    Some parts of the city are better than others. There's a site called Walk Score that rates your address based upon what it finds in your area that you can reasonably walk to, on a 1 to 100 scale. My neighborhood picked up a 78; the house where my parents lived, a bit more suburban, got a 43, which I suspect is probably typical of much of the metro area.

    Walk Score - Helping homebuyers, renters, and real estate agents find houses and apartments in great neighborhoods.
    I got a 94 for my place in the Park Harvey.

    90 - 100 = Walkers' Paradise: Most errands can be accomplished on foot and many people get by without owning a car.

  23. #23

    Default Re: OKC is NOT walker friendly...

    Woo Hoo!!! I got a big 'ole 6 for my suburban abode. Yea, me!!

  24. Default Re: OKC is NOT walker friendly...

    Ouch. Even my parents house in east Edmond got a 42.

  25. Default Re: OKC is NOT walker friendly...

    Quote Originally Posted by FritterGirl View Post
    Woo Hoo!!! I got a big 'ole 6 for my suburban abode. Yea, me!!
    Wow...And here I was thinking that my 15 was going to be the lowest.

Thread Information

Users Browsing this Thread

There are currently 1 users browsing this thread. (0 members and 1 guests)

Similar Threads

  1. Why I am voting No.
    By Kerry in forum General Civic Issues
    Replies: 342
    Last Post: 03-03-2008, 09:43 PM
  2. Possible Sonics announcement tomorrow
    By JWil in forum General Civic Issues
    Replies: 28
    Last Post: 11-06-2007, 05:03 PM
  3. Need help finding summer writing program
    By MadMonk in forum Politics
    Replies: 11
    Last Post: 05-12-2007, 12:15 PM
  4. OKC the Big Friendly??
    By metro in forum General Civic Issues
    Replies: 45
    Last Post: 05-01-2007, 01:05 AM

Bookmarks
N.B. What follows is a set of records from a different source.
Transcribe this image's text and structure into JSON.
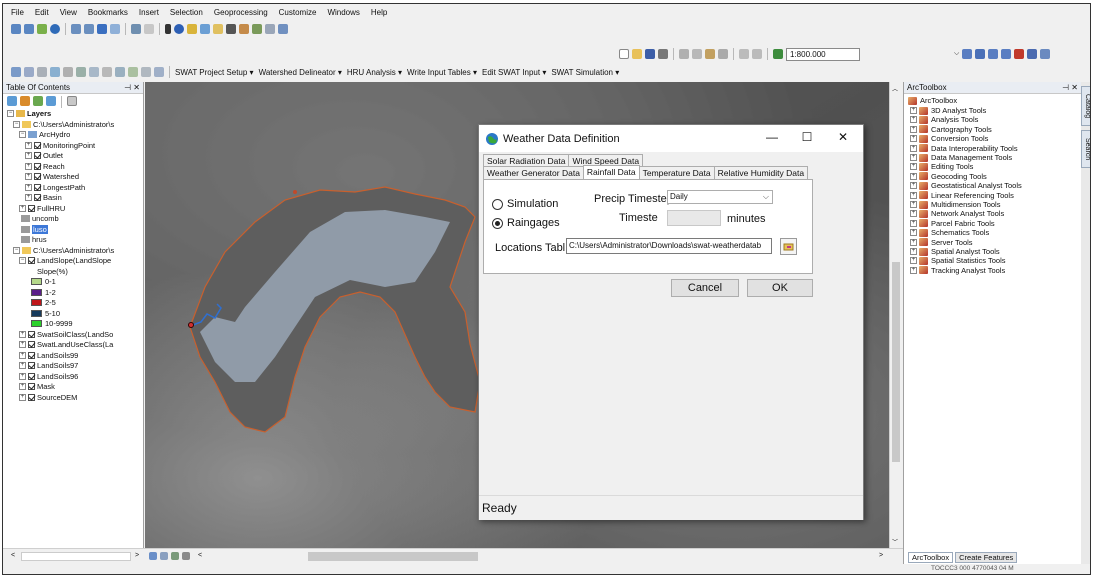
{
  "menu": [
    "File",
    "Edit",
    "View",
    "Bookmarks",
    "Insert",
    "Selection",
    "Geoprocessing",
    "Customize",
    "Windows",
    "Help"
  ],
  "toolbar": {
    "scale": "1:800.000"
  },
  "swat_menu": [
    "SWAT Project Setup ▾",
    "Watershed Delineator ▾",
    "HRU Analysis ▾",
    "Write Input Tables ▾",
    "Edit SWAT Input ▾",
    "SWAT Simulation ▾"
  ],
  "toc": {
    "title": "Table Of Contents",
    "pin": "⊣ ✕",
    "rows": [
      {
        "indent": 0,
        "exp": "⊟",
        "label": "Layers",
        "bold": true,
        "icon": "layers-icon"
      },
      {
        "indent": 6,
        "exp": "⊟",
        "label": "C:\\Users\\Administrator\\s",
        "icon": "folder-icon"
      },
      {
        "indent": 12,
        "exp": "⊟",
        "label": "ArcHydro",
        "icon": "group-icon"
      },
      {
        "indent": 18,
        "exp": "⊞",
        "check": true,
        "label": "MonitoringPoint"
      },
      {
        "indent": 18,
        "exp": "⊞",
        "check": true,
        "label": "Outlet"
      },
      {
        "indent": 18,
        "exp": "⊞",
        "check": true,
        "label": "Reach"
      },
      {
        "indent": 18,
        "exp": "⊞",
        "check": true,
        "label": "Watershed"
      },
      {
        "indent": 18,
        "exp": "⊞",
        "check": true,
        "label": "LongestPath"
      },
      {
        "indent": 18,
        "exp": "⊞",
        "check": true,
        "label": "Basin"
      },
      {
        "indent": 12,
        "exp": "⊞",
        "check": true,
        "label": "FullHRU"
      },
      {
        "indent": 14,
        "label": "uncomb",
        "icon": "table-icon"
      },
      {
        "indent": 14,
        "label": "luso",
        "icon": "table-icon",
        "selected": true
      },
      {
        "indent": 14,
        "label": "hrus",
        "icon": "table-icon"
      },
      {
        "indent": 6,
        "exp": "⊟",
        "label": "C:\\Users\\Administrator\\s",
        "icon": "folder-icon"
      },
      {
        "indent": 12,
        "exp": "⊟",
        "check": true,
        "label": "LandSlope(LandSlope"
      },
      {
        "indent": 30,
        "label": "Slope(%)"
      },
      {
        "indent": 24,
        "swatch": "#b5d98a",
        "label": "0-1"
      },
      {
        "indent": 24,
        "swatch": "#5b1f8a",
        "label": "1-2"
      },
      {
        "indent": 24,
        "swatch": "#c0161a",
        "label": "2-5"
      },
      {
        "indent": 24,
        "swatch": "#163a5c",
        "label": "5-10"
      },
      {
        "indent": 24,
        "swatch": "#2bd12b",
        "label": "10-9999"
      },
      {
        "indent": 12,
        "exp": "⊞",
        "check": true,
        "label": "SwatSoilClass(LandSo"
      },
      {
        "indent": 12,
        "exp": "⊞",
        "check": true,
        "label": "SwatLandUseClass(La"
      },
      {
        "indent": 12,
        "exp": "⊞",
        "check": true,
        "label": "LandSoils99"
      },
      {
        "indent": 12,
        "exp": "⊞",
        "check": true,
        "label": "LandSoils97"
      },
      {
        "indent": 12,
        "exp": "⊞",
        "check": true,
        "label": "LandSoils96"
      },
      {
        "indent": 12,
        "exp": "⊞",
        "check": true,
        "label": "Mask"
      },
      {
        "indent": 12,
        "exp": "⊞",
        "check": true,
        "label": "SourceDEM"
      }
    ]
  },
  "arctoolbox": {
    "title": "ArcToolbox",
    "pin": "⊣ ✕",
    "root": "ArcToolbox",
    "tools": [
      "3D Analyst Tools",
      "Analysis Tools",
      "Cartography Tools",
      "Conversion Tools",
      "Data Interoperability Tools",
      "Data Management Tools",
      "Editing Tools",
      "Geocoding Tools",
      "Geostatistical Analyst Tools",
      "Linear Referencing Tools",
      "Multidimension Tools",
      "Network Analyst Tools",
      "Parcel Fabric Tools",
      "Schematics Tools",
      "Server Tools",
      "Spatial Analyst Tools",
      "Spatial Statistics Tools",
      "Tracking Analyst Tools"
    ],
    "bottom_tabs": [
      "ArcToolbox",
      "Create Features"
    ]
  },
  "sidetabs": [
    "Catalog",
    "Search"
  ],
  "bottom": {
    "coords": "TOCCC3 000 4770043 04 M"
  },
  "dialog": {
    "title": "Weather Data Definition",
    "min": "—",
    "max": "☐",
    "close": "✕",
    "tabs_row1": [
      "Solar Radiation Data",
      "Wind Speed Data"
    ],
    "tabs_row2": [
      "Weather Generator Data",
      "Rainfall Data",
      "Temperature Data",
      "Relative Humidity Data"
    ],
    "active_tab": "Rainfall Data",
    "simulation_label": "Simulation",
    "raingages_label": "Raingages",
    "precip_label": "Precip Timestep",
    "precip_value": "Daily",
    "timestep_label": "Timeste",
    "timestep_value": "",
    "minutes_label": "minutes",
    "locations_label": "Locations Tabl",
    "locations_value": "C:\\Users\\Administrator\\Downloads\\swat-weatherdatab",
    "cancel_label": "Cancel",
    "ok_label": "OK",
    "status": "Ready"
  }
}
Posting Permissions

  • You may not post new threads
  • You may not post replies
  • You may not post attachments
  • You may not edit your posts
  •  
Single Sign On provided by vBSSO